In fact, our research identifies an array of profiles: the deal-hunters, the browsers, the taskers, the impulsives, the maybes, and the avoiders.
- Deal-hunters are on their devices frequently comparing prices, using coupons, and looking for offers; heavy shoppers in general
- Browsers are on their devices to look at products, maybe to find more information, but not focused on making a purchase on the device
- Taskers are on their devices to buy something now. They know what they want and they know who they will buy it from
- Impulsives could be Browsers or Taskers but they are making purchases on their device that they did not plan to make
- Maybes are Browsers who have not made a purchase on their device yet, but aren’t opposed to doing so in the future

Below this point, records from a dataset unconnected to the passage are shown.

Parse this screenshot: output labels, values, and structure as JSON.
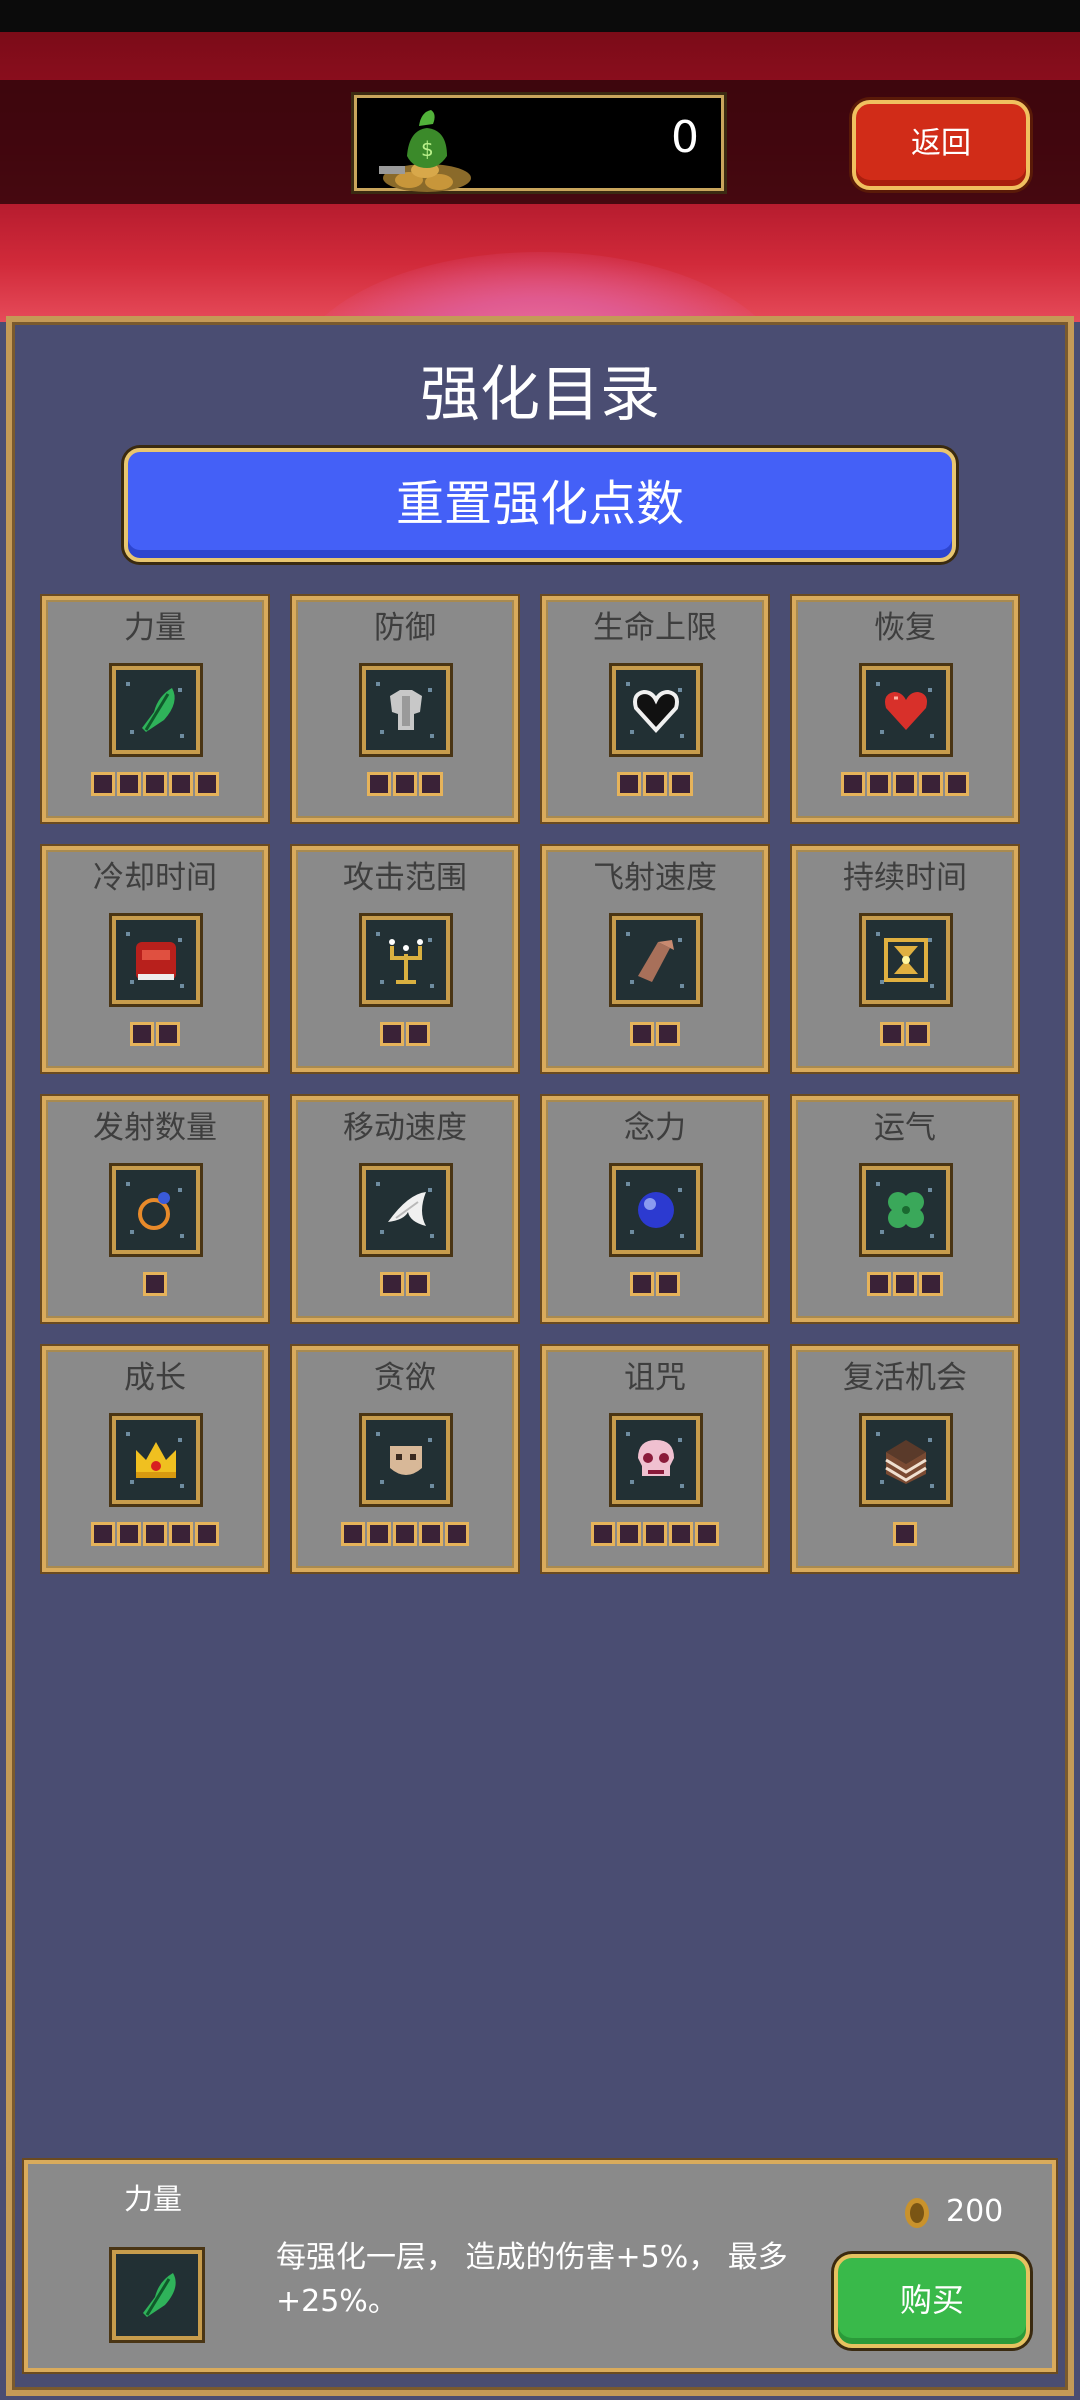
{
  "header": {
    "coin_count": "0",
    "back_label": "返回",
    "coin_bag_icon": "money-bag-icon"
  },
  "panel": {
    "title": "强化目录",
    "reset_label": "重置强化点数"
  },
  "upgrades": [
    {
      "label": "力量",
      "icon": "feather-icon",
      "pips": 5
    },
    {
      "label": "防御",
      "icon": "armor-icon",
      "pips": 3
    },
    {
      "label": "生命上限",
      "icon": "heart-outline-icon",
      "pips": 3
    },
    {
      "label": "恢复",
      "icon": "heart-icon",
      "pips": 5
    },
    {
      "label": "冷却时间",
      "icon": "tome-icon",
      "pips": 2
    },
    {
      "label": "攻击范围",
      "icon": "candelabra-icon",
      "pips": 2
    },
    {
      "label": "飞射速度",
      "icon": "gauntlet-icon",
      "pips": 2
    },
    {
      "label": "持续时间",
      "icon": "hourglass-icon",
      "pips": 2
    },
    {
      "label": "发射数量",
      "icon": "ring-icon",
      "pips": 1
    },
    {
      "label": "移动速度",
      "icon": "wing-icon",
      "pips": 2
    },
    {
      "label": "念力",
      "icon": "orb-icon",
      "pips": 2
    },
    {
      "label": "运气",
      "icon": "clover-icon",
      "pips": 3
    },
    {
      "label": "成长",
      "icon": "crown-icon",
      "pips": 5
    },
    {
      "label": "贪欲",
      "icon": "mask-icon",
      "pips": 5
    },
    {
      "label": "诅咒",
      "icon": "skull-icon",
      "pips": 5
    },
    {
      "label": "复活机会",
      "icon": "cake-icon",
      "pips": 1
    }
  ],
  "selected": {
    "name": "力量",
    "icon": "feather-icon",
    "description": "每强化一层， 造成的伤害+5%， 最多+25%。",
    "price": "200",
    "buy_label": "购买"
  }
}
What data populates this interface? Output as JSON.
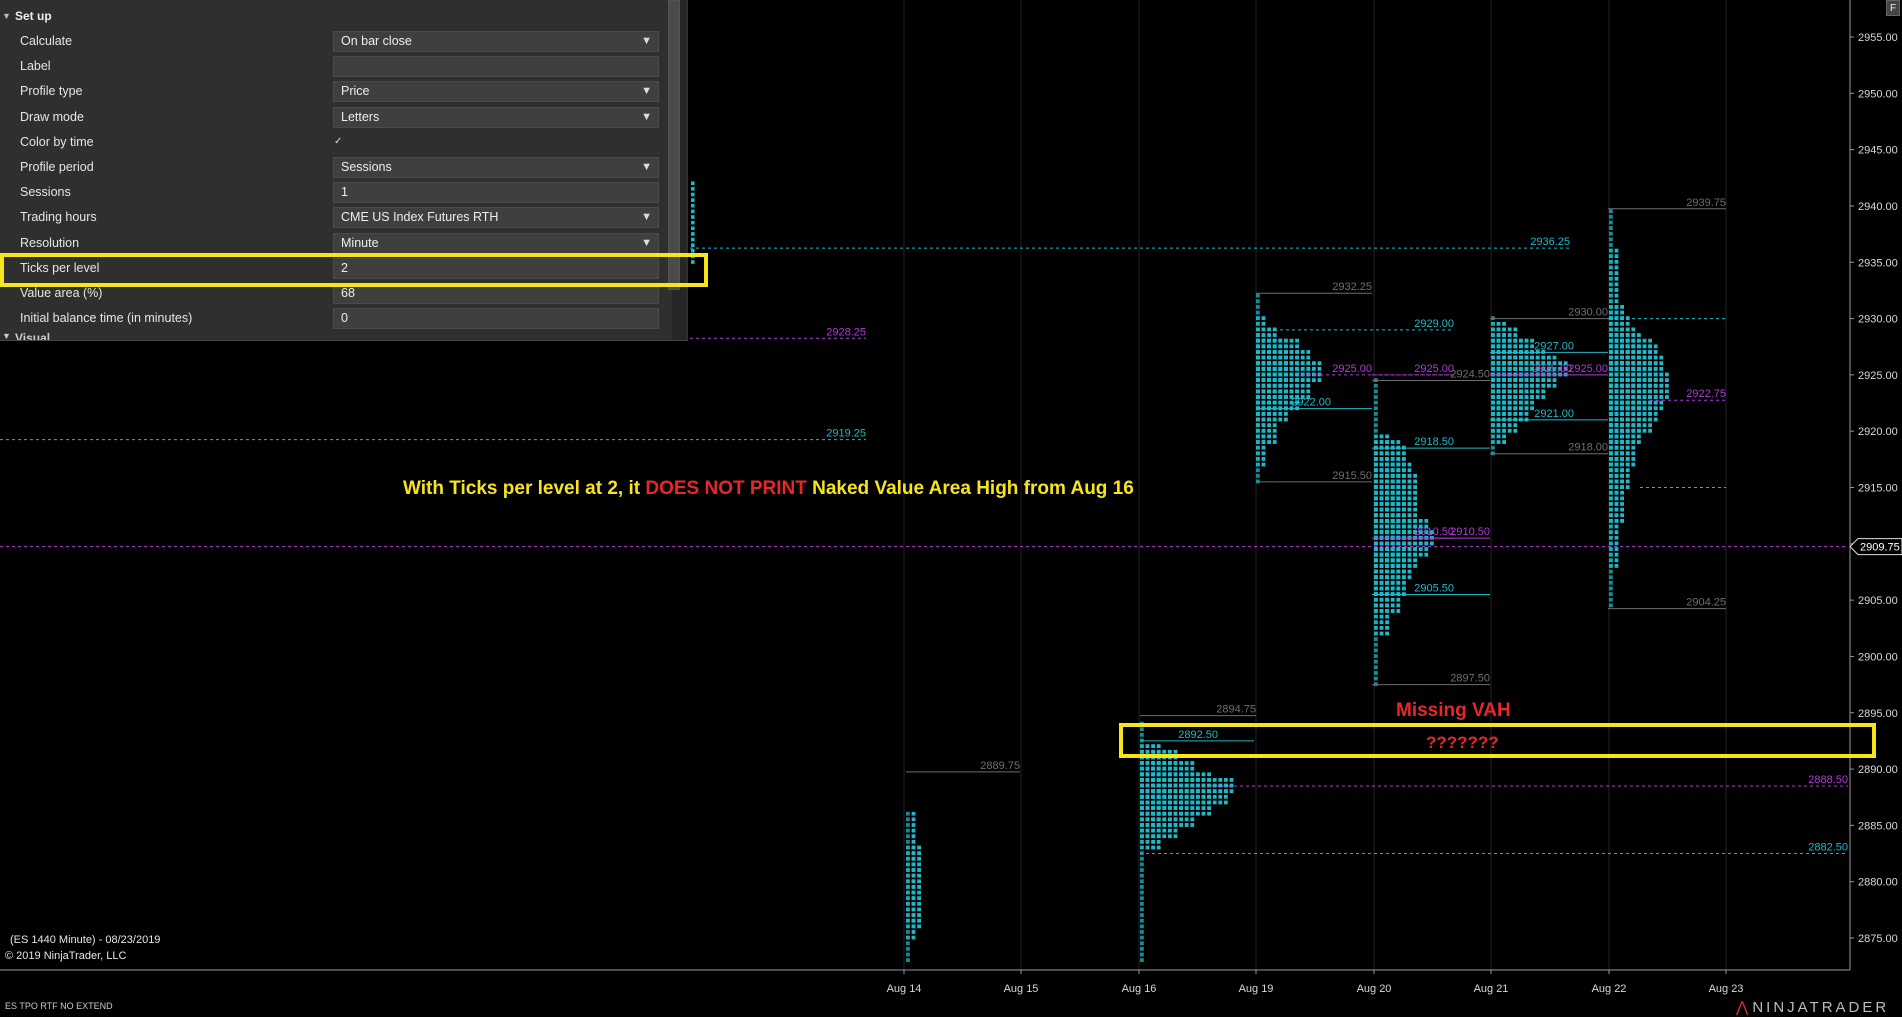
{
  "properties": {
    "section_setup": "Set up",
    "section_visual": "Visual",
    "rows": [
      {
        "label": "Calculate",
        "value": "On bar close",
        "dropdown": true
      },
      {
        "label": "Label",
        "value": "",
        "dropdown": false
      },
      {
        "label": "Profile type",
        "value": "Price",
        "dropdown": true
      },
      {
        "label": "Draw mode",
        "value": "Letters",
        "dropdown": true
      },
      {
        "label": "Color by time",
        "value": "✓",
        "checkbox": true
      },
      {
        "label": "Profile period",
        "value": "Sessions",
        "dropdown": true
      },
      {
        "label": "Sessions",
        "value": "1",
        "dropdown": false
      },
      {
        "label": "Trading hours",
        "value": "CME US Index Futures RTH",
        "dropdown": true
      },
      {
        "label": "Resolution",
        "value": "Minute",
        "dropdown": true
      },
      {
        "label": "Ticks per level",
        "value": "2",
        "dropdown": false
      },
      {
        "label": "Value area (%)",
        "value": "68",
        "dropdown": false
      },
      {
        "label": "Initial balance time (in minutes)",
        "value": "0",
        "dropdown": false
      }
    ]
  },
  "annotations": {
    "main_prefix": "With Ticks per level at 2, it ",
    "main_red": "DOES NOT  PRINT",
    "main_suffix": " Naked Value Area High from Aug 16",
    "missing_vah": "Missing VAH",
    "question": "???????"
  },
  "info": {
    "instrument": "(ES 1440 Minute) - 08/23/2019",
    "copyright": "© 2019 NinjaTrader, LLC",
    "indicator_name": "ES TPO RTF NO EXTEND",
    "logo": "NINJATRADER",
    "logo_mark": "⋀",
    "corner_button": "F"
  },
  "colors": {
    "cyan": "#1fb8c8",
    "magenta": "#b03ad8",
    "gray_label": "#6e6e6e",
    "highlight": "#f5e51a",
    "red_text": "#e8262b"
  },
  "chart_data": {
    "type": "tpo-profile",
    "y_ticks": [
      2955,
      2950,
      2945,
      2940,
      2935,
      2930,
      2925,
      2920,
      2915,
      2910,
      2905,
      2900,
      2895,
      2890,
      2885,
      2880,
      2875
    ],
    "y_tick_labels": [
      "2955.00",
      "2950.00",
      "2945.00",
      "2940.00",
      "2935.00",
      "2930.00",
      "2925.00",
      "2920.00",
      "2915.00",
      "2910.00",
      "2905.00",
      "2900.00",
      "2895.00",
      "2890.00",
      "2885.00",
      "2880.00",
      "2875.00"
    ],
    "ylim": [
      2872.8,
      2958.2
    ],
    "x_labels": [
      "Aug 14",
      "Aug 15",
      "Aug 16",
      "Aug 19",
      "Aug 20",
      "Aug 21",
      "Aug 22",
      "Aug 23"
    ],
    "current_price": {
      "value": 2909.75,
      "label": "2909.75"
    },
    "profiles": [
      {
        "date": "Aug 14",
        "low": 2873,
        "high": 2889.75,
        "widths": [
          [
            2873,
            2875,
            1
          ],
          [
            2875,
            2886,
            2
          ],
          [
            2876,
            2883,
            3
          ]
        ]
      },
      {
        "date": "Aug 16",
        "low": 2873,
        "high": 2894.75,
        "widths": [
          [
            2873,
            2894,
            1
          ],
          [
            2883,
            2892,
            4
          ],
          [
            2884,
            2891.5,
            7
          ],
          [
            2885,
            2890.5,
            10
          ],
          [
            2886,
            2889.5,
            13
          ],
          [
            2887,
            2888.5,
            16
          ],
          [
            2888,
            2889,
            17
          ]
        ]
      },
      {
        "date": "Aug 19",
        "low": 2915.5,
        "high": 2932.25,
        "widths": [
          [
            2915.5,
            2932,
            1
          ],
          [
            2917,
            2930,
            2
          ],
          [
            2919,
            2929,
            4
          ],
          [
            2921,
            2928,
            6
          ],
          [
            2922,
            2928,
            8
          ],
          [
            2923,
            2927,
            10
          ],
          [
            2924.5,
            2926,
            12
          ]
        ]
      },
      {
        "date": "Aug 20",
        "low": 2897.5,
        "high": 2924.5,
        "widths": [
          [
            2897.5,
            2924.5,
            1
          ],
          [
            2902,
            2919.5,
            3
          ],
          [
            2904,
            2919,
            5
          ],
          [
            2905.5,
            2918.5,
            6
          ],
          [
            2907,
            2917,
            7
          ],
          [
            2908,
            2916,
            8
          ],
          [
            2909,
            2912,
            10
          ],
          [
            2910,
            2911,
            11
          ]
        ]
      },
      {
        "date": "Aug 21",
        "low": 2918,
        "high": 2930,
        "widths": [
          [
            2918,
            2930,
            1
          ],
          [
            2919,
            2929.5,
            3
          ],
          [
            2920,
            2929,
            5
          ],
          [
            2921,
            2928,
            7
          ],
          [
            2922,
            2928,
            8
          ],
          [
            2923,
            2927,
            10
          ],
          [
            2924,
            2926.5,
            12
          ],
          [
            2925,
            2926,
            14
          ]
        ]
      },
      {
        "date": "Aug 22",
        "low": 2904.25,
        "high": 2939.75,
        "widths": [
          [
            2904.5,
            2939.5,
            1
          ],
          [
            2908,
            2936,
            2
          ],
          [
            2912,
            2931,
            3
          ],
          [
            2915,
            2930,
            4
          ],
          [
            2917,
            2929,
            5
          ],
          [
            2919,
            2928.5,
            6
          ],
          [
            2920,
            2928,
            8
          ],
          [
            2921,
            2927.5,
            9
          ],
          [
            2922,
            2926.5,
            10
          ],
          [
            2923,
            2925,
            11
          ]
        ]
      }
    ],
    "levels": [
      {
        "label": "2928.25",
        "price": 2928.25,
        "color": "magenta",
        "x_from": 690,
        "x_to": 866,
        "label_x": 866,
        "dashed": true
      },
      {
        "label": "2919.25",
        "price": 2919.25,
        "color": "cyan",
        "x_from": 0,
        "x_to": 866,
        "label_x": 866,
        "dashed": true
      },
      {
        "label": "2936.25",
        "price": 2936.25,
        "color": "cyan",
        "x_from": 690,
        "x_to": 1570,
        "label_x": 1570,
        "dashed": true
      },
      {
        "label": "2889.75",
        "price": 2889.75,
        "color": "gray",
        "x_from": 906,
        "x_to": 1020,
        "label_x": 1020,
        "dashed": false
      },
      {
        "label": "2894.75",
        "price": 2894.75,
        "color": "gray",
        "x_from": 1140,
        "x_to": 1256,
        "label_x": 1256,
        "dashed": false
      },
      {
        "label": "2892.50",
        "price": 2892.5,
        "color": "cyan",
        "x_from": 1140,
        "x_to": 1254,
        "label_x": 1218,
        "dashed": false
      },
      {
        "label": "2888.50",
        "price": 2888.5,
        "color": "magenta",
        "x_from": 1210,
        "x_to": 1848,
        "label_x": 1848,
        "dashed": true
      },
      {
        "label": "2882.50",
        "price": 2882.5,
        "color": "cyan",
        "x_from": 1140,
        "x_to": 1848,
        "label_x": 1848,
        "dashed": true
      },
      {
        "label": "2932.25",
        "price": 2932.25,
        "color": "gray",
        "x_from": 1256,
        "x_to": 1372,
        "label_x": 1372,
        "dashed": false
      },
      {
        "label": "2929.00",
        "price": 2929.0,
        "color": "cyan",
        "x_from": 1256,
        "x_to": 1454,
        "label_x": 1454,
        "dashed": true
      },
      {
        "label": "2925.00",
        "price": 2925.0,
        "color": "magenta",
        "x_from": 1302,
        "x_to": 1454,
        "label_x": 1372,
        "dashed": true
      },
      {
        "label": "2922.00",
        "price": 2922.0,
        "color": "cyan",
        "x_from": 1256,
        "x_to": 1372,
        "label_x": 1331,
        "dashed": false
      },
      {
        "label": "2915.50",
        "price": 2915.5,
        "color": "gray",
        "x_from": 1256,
        "x_to": 1372,
        "label_x": 1372,
        "dashed": false
      },
      {
        "label": "2925.00",
        "price": 2925.0,
        "color": "magenta",
        "x_from": 1372,
        "x_to": 1454,
        "label_x": 1454,
        "dashed": true
      },
      {
        "label": "2924.50",
        "price": 2924.5,
        "color": "gray",
        "x_from": 1372,
        "x_to": 1490,
        "label_x": 1490,
        "dashed": false
      },
      {
        "label": "2918.50",
        "price": 2918.5,
        "color": "cyan",
        "x_from": 1372,
        "x_to": 1490,
        "label_x": 1454,
        "dashed": false
      },
      {
        "label": "2910.50",
        "price": 2910.5,
        "color": "magenta",
        "x_from": 1372,
        "x_to": 1454,
        "label_x": 1454,
        "dashed": false
      },
      {
        "label": "2910.50",
        "price": 2910.5,
        "color": "magenta",
        "x_from": 1408,
        "x_to": 1490,
        "label_x": 1490,
        "dashed": false
      },
      {
        "label": "2905.50",
        "price": 2905.5,
        "color": "cyan",
        "x_from": 1372,
        "x_to": 1490,
        "label_x": 1454,
        "dashed": false
      },
      {
        "label": "2897.50",
        "price": 2897.5,
        "color": "gray",
        "x_from": 1372,
        "x_to": 1490,
        "label_x": 1490,
        "dashed": false
      },
      {
        "label": "2930.00",
        "price": 2930.0,
        "color": "gray",
        "x_from": 1490,
        "x_to": 1608,
        "label_x": 1608,
        "dashed": false
      },
      {
        "label": "2927.00",
        "price": 2927.0,
        "color": "cyan",
        "x_from": 1490,
        "x_to": 1608,
        "label_x": 1574,
        "dashed": false
      },
      {
        "label": "2925.00",
        "price": 2925.0,
        "color": "magenta",
        "x_from": 1490,
        "x_to": 1572,
        "label_x": 1572,
        "dashed": false
      },
      {
        "label": "2925.00",
        "price": 2925.0,
        "color": "magenta",
        "x_from": 1572,
        "x_to": 1608,
        "label_x": 1608,
        "dashed": false
      },
      {
        "label": "2921.00",
        "price": 2921.0,
        "color": "cyan",
        "x_from": 1490,
        "x_to": 1608,
        "label_x": 1574,
        "dashed": false
      },
      {
        "label": "2918.00",
        "price": 2918.0,
        "color": "gray",
        "x_from": 1490,
        "x_to": 1608,
        "label_x": 1608,
        "dashed": false
      },
      {
        "label": "2939.75",
        "price": 2939.75,
        "color": "gray",
        "x_from": 1608,
        "x_to": 1726,
        "label_x": 1726,
        "dashed": false
      },
      {
        "label": "2922.75",
        "price": 2922.75,
        "color": "magenta",
        "x_from": 1650,
        "x_to": 1726,
        "label_x": 1726,
        "dashed": true
      },
      {
        "label": "2904.25",
        "price": 2904.25,
        "color": "gray",
        "x_from": 1608,
        "x_to": 1726,
        "label_x": 1726,
        "dashed": false
      },
      {
        "label": "",
        "price": 2930.0,
        "color": "cyan",
        "x_from": 1608,
        "x_to": 1726,
        "label_x": 1726,
        "dashed": true
      },
      {
        "label": "",
        "price": 2915.0,
        "color": "cyan",
        "x_from": 1640,
        "x_to": 1726,
        "label_x": 1726,
        "dashed": true
      }
    ]
  }
}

- Avoiders are people that do not see the value in using their devices to help them shop and are less frequent shoppers in general
To complicate matters, these characteristics often overlap and co-exist in the same individual. Thus, it is essential to abandon generalities and embracing this multi-view perspective of mobile shoppers.
Are you experienced?
Developing strategies built from the ground up to serve shoppers (and all the behavioral states they experience) will allow retailers and marketers to take advantage of the full benefits of mobile.
Retailers need to integrate all their channels and use each platform to educate, engage and then drive people to purchase where (and how) they are most comfortable. Offering linked shopping carts based on login data, adding a “Save for Later” feature for online or in-store usage, or incorporating a live chat/customer service element will provide value throughout all channels, not just mobile.
And internalize the biggest lesson from the research: mobile is not an isolated channel and treating it as such is a flawed strategy doomed to failure. We’ve learned how important the online channel is to our businesses over the past 10 years and mobile is following that same path, albeit at a much faster pace. Taking advantage of mobile’s ability to provide a two-way conversation, either while people are in-store or while they are on their device, will more deeply engrain the retailers with the shoppers.